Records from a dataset
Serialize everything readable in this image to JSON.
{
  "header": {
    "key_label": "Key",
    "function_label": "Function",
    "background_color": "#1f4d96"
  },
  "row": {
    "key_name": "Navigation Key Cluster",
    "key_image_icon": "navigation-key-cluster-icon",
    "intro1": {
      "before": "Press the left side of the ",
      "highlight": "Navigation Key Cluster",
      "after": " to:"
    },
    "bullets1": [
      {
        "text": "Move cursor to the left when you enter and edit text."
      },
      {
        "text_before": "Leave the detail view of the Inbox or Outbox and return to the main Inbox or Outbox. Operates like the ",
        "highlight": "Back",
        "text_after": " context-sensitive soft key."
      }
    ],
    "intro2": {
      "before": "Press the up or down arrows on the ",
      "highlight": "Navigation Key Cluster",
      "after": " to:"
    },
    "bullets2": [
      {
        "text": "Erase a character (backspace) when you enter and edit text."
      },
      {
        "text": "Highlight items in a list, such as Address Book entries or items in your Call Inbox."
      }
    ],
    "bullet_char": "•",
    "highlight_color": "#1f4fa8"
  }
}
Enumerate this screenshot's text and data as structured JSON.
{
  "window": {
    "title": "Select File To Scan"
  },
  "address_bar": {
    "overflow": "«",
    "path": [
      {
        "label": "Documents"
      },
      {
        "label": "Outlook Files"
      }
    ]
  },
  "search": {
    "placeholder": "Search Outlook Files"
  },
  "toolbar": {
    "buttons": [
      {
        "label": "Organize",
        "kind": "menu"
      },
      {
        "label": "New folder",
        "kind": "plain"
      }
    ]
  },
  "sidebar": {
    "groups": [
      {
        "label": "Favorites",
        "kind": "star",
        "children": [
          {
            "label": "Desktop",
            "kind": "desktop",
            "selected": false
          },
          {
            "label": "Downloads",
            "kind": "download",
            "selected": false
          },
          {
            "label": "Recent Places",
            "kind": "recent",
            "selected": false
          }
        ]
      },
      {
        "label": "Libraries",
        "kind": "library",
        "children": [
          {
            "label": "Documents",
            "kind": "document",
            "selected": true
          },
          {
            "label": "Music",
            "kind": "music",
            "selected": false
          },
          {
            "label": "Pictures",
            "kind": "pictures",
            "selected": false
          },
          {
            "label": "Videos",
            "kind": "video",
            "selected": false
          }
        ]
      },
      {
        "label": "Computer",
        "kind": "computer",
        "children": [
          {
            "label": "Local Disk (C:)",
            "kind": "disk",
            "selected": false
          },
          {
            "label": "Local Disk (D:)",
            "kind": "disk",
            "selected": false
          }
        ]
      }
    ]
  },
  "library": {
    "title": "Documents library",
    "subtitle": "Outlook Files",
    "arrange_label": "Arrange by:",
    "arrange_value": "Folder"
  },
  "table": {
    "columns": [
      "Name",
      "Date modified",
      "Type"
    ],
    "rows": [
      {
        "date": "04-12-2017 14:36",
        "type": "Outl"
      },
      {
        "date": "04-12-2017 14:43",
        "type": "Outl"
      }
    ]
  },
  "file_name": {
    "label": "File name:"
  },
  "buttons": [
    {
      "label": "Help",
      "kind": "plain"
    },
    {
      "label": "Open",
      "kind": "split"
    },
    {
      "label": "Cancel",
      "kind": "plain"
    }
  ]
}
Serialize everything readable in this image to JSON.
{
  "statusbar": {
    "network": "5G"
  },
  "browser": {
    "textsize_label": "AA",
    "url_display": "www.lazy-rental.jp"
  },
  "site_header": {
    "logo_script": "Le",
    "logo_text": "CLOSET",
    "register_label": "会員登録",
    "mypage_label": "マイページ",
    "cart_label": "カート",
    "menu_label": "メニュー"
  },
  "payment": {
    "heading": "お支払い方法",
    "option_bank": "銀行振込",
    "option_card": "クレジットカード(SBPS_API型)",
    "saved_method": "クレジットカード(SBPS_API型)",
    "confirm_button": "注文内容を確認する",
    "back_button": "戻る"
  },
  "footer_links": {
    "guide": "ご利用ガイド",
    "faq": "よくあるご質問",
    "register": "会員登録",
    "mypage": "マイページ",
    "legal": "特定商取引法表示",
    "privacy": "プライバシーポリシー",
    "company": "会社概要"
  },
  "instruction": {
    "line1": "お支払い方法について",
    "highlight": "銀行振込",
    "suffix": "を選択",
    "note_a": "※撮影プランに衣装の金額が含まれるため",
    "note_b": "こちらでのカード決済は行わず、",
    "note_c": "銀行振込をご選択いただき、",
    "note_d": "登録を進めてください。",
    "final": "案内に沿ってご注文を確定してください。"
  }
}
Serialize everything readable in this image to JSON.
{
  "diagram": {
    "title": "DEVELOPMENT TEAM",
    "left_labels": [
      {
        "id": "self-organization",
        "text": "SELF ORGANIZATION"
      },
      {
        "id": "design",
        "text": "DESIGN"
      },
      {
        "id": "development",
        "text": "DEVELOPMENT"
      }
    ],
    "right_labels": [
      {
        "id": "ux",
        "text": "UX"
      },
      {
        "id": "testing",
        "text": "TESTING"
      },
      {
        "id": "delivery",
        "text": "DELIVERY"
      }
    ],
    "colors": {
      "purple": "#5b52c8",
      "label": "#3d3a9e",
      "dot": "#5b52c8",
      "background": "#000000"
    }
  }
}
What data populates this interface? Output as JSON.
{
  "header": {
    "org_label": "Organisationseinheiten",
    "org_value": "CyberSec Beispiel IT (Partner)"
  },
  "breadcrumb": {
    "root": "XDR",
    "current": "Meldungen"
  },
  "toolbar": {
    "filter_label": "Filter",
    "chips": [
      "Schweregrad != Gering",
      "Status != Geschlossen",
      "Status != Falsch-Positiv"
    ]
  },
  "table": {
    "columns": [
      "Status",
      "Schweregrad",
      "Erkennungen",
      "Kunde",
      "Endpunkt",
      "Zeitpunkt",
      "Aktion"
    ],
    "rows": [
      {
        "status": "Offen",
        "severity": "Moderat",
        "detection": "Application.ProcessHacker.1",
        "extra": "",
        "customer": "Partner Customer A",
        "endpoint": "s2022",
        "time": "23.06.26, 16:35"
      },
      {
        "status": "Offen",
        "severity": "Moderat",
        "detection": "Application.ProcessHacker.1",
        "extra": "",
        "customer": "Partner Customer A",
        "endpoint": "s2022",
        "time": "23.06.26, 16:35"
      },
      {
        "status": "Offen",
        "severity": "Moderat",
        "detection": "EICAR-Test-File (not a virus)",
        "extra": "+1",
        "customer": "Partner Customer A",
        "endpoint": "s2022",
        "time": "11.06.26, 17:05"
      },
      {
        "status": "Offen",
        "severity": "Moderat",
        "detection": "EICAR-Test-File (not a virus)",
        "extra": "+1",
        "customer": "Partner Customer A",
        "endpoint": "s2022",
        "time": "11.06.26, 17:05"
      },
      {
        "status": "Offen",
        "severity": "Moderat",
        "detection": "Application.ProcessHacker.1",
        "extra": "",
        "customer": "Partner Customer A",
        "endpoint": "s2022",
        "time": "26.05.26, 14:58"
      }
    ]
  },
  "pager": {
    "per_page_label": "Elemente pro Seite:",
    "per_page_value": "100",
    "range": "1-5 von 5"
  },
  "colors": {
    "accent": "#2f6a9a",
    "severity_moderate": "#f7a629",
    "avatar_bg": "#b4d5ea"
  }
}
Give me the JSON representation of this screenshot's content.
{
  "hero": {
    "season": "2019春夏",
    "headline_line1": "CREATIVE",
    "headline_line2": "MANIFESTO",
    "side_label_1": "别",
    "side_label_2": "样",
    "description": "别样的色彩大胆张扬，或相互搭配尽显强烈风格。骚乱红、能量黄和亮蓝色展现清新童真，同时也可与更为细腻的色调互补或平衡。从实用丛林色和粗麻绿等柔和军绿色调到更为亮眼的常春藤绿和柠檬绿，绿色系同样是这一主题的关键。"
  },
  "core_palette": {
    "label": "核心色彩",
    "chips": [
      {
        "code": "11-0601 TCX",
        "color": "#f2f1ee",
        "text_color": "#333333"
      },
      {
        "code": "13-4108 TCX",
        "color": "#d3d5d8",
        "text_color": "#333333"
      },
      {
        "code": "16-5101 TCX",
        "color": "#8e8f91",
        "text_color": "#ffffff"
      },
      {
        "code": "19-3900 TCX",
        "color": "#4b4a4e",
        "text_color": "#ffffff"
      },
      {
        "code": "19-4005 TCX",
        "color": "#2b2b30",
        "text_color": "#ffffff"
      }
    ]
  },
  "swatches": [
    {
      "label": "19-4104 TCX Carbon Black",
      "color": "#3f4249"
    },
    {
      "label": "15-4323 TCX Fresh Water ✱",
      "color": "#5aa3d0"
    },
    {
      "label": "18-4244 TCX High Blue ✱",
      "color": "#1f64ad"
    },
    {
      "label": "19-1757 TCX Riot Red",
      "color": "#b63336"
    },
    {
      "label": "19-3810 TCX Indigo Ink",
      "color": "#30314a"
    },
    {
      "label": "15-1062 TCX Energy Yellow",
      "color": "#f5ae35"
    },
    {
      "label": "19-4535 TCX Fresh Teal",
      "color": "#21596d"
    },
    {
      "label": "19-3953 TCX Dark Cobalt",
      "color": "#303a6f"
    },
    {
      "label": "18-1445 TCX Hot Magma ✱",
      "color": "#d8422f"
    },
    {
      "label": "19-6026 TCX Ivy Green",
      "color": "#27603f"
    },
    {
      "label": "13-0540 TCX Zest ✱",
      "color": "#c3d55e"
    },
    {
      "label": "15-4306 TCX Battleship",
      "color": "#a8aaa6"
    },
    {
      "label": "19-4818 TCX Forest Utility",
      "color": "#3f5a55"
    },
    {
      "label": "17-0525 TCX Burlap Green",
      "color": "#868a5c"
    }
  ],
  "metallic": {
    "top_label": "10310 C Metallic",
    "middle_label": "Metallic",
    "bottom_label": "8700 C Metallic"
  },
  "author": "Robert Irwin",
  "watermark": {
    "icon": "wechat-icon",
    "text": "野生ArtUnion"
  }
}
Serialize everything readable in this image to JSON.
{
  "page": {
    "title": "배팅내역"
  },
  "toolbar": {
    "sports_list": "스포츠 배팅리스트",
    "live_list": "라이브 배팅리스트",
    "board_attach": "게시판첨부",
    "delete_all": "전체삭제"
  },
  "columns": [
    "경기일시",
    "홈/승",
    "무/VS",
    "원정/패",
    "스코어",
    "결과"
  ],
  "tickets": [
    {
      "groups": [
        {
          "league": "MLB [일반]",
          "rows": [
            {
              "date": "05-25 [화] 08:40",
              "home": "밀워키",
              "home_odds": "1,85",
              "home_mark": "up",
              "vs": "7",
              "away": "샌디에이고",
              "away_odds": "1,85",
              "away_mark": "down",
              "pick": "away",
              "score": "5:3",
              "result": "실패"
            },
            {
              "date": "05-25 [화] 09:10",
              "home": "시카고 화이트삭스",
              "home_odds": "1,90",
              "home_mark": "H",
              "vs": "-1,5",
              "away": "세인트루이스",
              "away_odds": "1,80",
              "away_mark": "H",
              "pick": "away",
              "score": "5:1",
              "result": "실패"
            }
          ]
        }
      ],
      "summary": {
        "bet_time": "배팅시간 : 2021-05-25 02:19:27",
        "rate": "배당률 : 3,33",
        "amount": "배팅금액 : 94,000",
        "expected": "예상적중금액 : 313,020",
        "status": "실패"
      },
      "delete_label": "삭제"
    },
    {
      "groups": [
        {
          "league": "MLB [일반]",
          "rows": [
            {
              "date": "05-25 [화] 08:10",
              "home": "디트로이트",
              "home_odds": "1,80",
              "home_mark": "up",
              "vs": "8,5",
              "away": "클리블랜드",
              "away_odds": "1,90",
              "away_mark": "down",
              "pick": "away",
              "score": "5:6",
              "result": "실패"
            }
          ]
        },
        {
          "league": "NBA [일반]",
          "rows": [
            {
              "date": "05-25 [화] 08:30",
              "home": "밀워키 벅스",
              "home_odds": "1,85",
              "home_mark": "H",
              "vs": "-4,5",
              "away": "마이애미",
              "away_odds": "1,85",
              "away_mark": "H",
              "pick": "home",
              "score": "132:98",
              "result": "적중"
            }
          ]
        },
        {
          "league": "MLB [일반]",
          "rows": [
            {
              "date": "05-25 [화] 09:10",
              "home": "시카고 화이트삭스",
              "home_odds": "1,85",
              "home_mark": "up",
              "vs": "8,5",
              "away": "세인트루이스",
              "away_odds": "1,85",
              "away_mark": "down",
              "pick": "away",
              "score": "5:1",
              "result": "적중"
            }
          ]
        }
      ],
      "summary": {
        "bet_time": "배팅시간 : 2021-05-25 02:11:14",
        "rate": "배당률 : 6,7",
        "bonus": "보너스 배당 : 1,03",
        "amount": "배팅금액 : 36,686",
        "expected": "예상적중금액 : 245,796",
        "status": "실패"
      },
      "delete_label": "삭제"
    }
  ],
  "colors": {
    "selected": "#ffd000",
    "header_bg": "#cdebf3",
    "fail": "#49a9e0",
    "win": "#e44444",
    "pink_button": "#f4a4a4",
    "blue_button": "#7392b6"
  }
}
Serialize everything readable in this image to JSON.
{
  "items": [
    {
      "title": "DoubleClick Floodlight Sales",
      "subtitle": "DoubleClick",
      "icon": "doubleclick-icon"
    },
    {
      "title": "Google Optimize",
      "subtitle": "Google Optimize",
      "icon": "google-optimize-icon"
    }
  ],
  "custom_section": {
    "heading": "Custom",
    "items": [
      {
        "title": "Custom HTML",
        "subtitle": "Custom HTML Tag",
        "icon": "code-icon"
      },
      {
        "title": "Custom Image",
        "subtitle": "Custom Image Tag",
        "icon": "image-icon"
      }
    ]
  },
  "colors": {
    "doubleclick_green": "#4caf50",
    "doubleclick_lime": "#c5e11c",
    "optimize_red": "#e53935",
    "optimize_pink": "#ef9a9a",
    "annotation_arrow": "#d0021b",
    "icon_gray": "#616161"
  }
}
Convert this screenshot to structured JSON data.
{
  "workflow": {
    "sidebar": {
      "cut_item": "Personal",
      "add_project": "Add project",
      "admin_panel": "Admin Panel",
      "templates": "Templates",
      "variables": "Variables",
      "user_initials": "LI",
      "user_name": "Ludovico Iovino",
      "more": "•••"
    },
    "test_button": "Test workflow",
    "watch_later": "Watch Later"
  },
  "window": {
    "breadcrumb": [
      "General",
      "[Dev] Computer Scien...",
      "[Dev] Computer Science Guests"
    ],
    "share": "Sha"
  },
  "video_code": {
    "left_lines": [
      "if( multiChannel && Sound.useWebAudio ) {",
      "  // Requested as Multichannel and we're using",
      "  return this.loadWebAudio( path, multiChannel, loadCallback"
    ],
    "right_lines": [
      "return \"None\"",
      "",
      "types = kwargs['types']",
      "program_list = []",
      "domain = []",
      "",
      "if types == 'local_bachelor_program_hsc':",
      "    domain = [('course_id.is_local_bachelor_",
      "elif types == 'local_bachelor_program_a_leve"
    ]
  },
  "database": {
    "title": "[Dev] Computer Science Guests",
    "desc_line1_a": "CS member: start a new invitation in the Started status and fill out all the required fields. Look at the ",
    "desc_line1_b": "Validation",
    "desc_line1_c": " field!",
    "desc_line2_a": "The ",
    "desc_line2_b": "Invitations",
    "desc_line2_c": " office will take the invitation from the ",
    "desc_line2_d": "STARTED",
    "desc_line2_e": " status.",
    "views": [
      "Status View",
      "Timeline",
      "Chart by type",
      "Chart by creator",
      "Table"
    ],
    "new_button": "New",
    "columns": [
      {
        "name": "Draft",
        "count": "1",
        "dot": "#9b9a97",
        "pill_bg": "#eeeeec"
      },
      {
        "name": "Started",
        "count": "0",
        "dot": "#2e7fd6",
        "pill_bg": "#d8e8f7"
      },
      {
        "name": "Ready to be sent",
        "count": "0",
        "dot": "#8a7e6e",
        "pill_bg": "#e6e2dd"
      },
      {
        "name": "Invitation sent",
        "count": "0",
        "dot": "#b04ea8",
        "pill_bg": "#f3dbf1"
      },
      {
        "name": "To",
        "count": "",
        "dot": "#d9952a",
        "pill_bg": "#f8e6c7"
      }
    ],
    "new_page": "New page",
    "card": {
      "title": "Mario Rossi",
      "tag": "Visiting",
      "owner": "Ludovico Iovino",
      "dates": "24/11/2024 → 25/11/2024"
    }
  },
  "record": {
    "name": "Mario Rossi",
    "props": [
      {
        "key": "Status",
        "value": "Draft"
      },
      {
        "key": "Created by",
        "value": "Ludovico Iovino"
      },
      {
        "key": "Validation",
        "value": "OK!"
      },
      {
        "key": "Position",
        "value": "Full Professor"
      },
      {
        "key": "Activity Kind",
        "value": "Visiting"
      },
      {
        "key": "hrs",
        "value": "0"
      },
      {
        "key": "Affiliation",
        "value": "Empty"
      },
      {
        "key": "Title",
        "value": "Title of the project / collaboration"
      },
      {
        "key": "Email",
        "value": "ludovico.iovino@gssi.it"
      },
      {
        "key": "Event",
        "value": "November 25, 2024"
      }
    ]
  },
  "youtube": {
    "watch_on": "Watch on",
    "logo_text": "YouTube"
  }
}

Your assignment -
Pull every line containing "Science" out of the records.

Answer area -
      "[Dev] Computer Science Guests"
    "title": "[Dev] Computer Science Guests",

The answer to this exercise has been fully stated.